When we choose to have physical objects in our life, we need to make sure the need is real. Is that art really filling an emotional need if it’s in a drawer and not on display? When’s the last time I used that coffee pot as opposed to the french press? (Cited from personal experience.) And what of redundancy? Do I really need a broom and a Swiffer sweeper? Why do I have 3 different kinds of tongs? Jesus, what am I doing with my life?
If the need is real, we should always tend towards beauty in utility, and when possible, beauty in form. Be wary of objects that are beautiful in form, but less than satisfactory in utility. Any one can tell you that an iron that looks like a plastic rocketship isn’t going to do the job very well. However, sometimes, we get objects that are both beautiful in their form and graceful in utility, like a Shaker broom. When both occur, we’ve achieved something that has steadfastness.
Steadfastness refers to the longevity of utility. Obviously, a well constructed pair of shoes can last a long time, and can last even longer through resoling. Common convention says that it’s good practice to invest in things that will last.
We can also achieve a certain steadfastness in unpredictable or quick to change areas, such as technology. We do this by identifying the needs that are steadfast and the devices that fill those needs, and labeling the parts of the system that are “hot-swappable,” meaning that they can be replaced quickly and easily without bringing the whole system down. (See also this great blog post on steadfast components by Robin Sloan.)
For instance, if you’re a film buff, owning a nice television or projector would be a steadfast purchase. The utility of a nice picture will never change. What will change, however, is the technology that feeds that picture to the screen, whether it be an AppleTV, a DVD player, or a BluRay player. So, investing in a nice screen is manifestly more important than investing in a top of the line BluRay player. The devices that hook into the television are hot-swappable.

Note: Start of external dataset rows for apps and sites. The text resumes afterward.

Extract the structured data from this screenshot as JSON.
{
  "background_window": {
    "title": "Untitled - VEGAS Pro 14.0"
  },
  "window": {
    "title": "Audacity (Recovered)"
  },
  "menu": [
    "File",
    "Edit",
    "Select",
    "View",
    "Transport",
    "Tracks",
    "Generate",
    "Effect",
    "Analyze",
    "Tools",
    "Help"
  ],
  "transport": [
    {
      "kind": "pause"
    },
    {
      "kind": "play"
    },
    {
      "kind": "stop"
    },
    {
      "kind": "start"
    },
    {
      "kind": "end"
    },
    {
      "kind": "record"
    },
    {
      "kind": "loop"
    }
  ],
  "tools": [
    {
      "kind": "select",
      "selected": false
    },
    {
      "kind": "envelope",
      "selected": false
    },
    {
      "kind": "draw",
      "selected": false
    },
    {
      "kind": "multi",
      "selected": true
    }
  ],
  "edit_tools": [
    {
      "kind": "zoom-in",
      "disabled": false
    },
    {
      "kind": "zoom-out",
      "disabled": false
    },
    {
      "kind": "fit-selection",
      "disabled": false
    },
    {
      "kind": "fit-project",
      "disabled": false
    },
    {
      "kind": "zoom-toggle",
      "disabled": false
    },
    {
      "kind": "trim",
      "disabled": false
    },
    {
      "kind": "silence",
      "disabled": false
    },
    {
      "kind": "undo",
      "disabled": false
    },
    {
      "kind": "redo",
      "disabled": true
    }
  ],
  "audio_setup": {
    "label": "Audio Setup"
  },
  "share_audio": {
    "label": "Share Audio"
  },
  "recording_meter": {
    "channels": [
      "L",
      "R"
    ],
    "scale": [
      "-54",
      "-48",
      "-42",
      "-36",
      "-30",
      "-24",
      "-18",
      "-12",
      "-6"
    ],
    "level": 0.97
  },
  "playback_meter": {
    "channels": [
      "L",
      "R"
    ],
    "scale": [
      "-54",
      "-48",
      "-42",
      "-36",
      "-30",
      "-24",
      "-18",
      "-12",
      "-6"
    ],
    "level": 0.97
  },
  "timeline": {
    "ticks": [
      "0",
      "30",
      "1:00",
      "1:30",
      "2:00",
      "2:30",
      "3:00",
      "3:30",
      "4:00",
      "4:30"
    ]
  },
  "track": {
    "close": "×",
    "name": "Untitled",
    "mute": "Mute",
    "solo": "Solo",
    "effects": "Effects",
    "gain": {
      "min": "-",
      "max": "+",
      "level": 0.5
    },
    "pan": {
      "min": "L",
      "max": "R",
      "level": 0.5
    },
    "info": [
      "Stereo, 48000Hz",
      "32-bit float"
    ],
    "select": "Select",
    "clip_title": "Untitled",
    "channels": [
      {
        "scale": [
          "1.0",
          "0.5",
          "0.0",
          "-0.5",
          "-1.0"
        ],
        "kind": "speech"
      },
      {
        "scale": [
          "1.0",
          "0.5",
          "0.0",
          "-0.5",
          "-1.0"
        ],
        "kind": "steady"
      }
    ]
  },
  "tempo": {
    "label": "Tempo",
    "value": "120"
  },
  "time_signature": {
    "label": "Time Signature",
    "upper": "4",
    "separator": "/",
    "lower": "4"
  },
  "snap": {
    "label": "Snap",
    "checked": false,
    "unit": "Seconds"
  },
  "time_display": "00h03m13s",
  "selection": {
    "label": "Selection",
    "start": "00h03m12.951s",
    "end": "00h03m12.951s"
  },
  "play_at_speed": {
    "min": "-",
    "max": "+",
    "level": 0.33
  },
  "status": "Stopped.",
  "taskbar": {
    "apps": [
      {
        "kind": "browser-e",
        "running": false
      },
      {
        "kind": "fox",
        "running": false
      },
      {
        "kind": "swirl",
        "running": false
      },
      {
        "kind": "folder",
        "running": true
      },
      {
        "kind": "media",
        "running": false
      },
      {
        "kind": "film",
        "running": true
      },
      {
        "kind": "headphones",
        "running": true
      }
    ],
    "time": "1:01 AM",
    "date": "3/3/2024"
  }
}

How about computing? Things are a bit different here, where the steadfast component is your data. So long as the speed of a computer is sufficient, the most important aspect of your computer usage is mastery of your tools (software) and access to your data. So, one should invest time into choosing the appropriate tools and learning them well, and money in spacious, stable storage. Storage takes the form of external hard drives, an automated backup system, and solutions that sync data to make it easier to hot-swap your computer as your needs change or as innovation ceaselessly marches ahead.
Need more examples? Men’s style doesn’t change very much from year to year, so a wise guy would invest in a steadfast watch, shoes, jeans, pants, and coats. (The more steadfast the item, the greater incentive there is to buying it used.) The hot-swappable item that changes with fashion from year-to-year is the style of shirt. There’s no harm in embracing that.
Ultimately, all of this involves thinking hard about the requirements of the situation and assessing what needs are likely to change and which are not. Optimize for steadfastness, embrace the ephemeral quality of hot-swappable items when it makes sense, and think about how it all connects.
In the end, I think the most important thing to recognize is that we’re now living in a world of excess. Excess data, excess access, excess “stuff.” Our behavior and mindset should change accordingly. The discussions we have should not be about consuming less or having more, but rather “What is better?” and “What is appropriate?”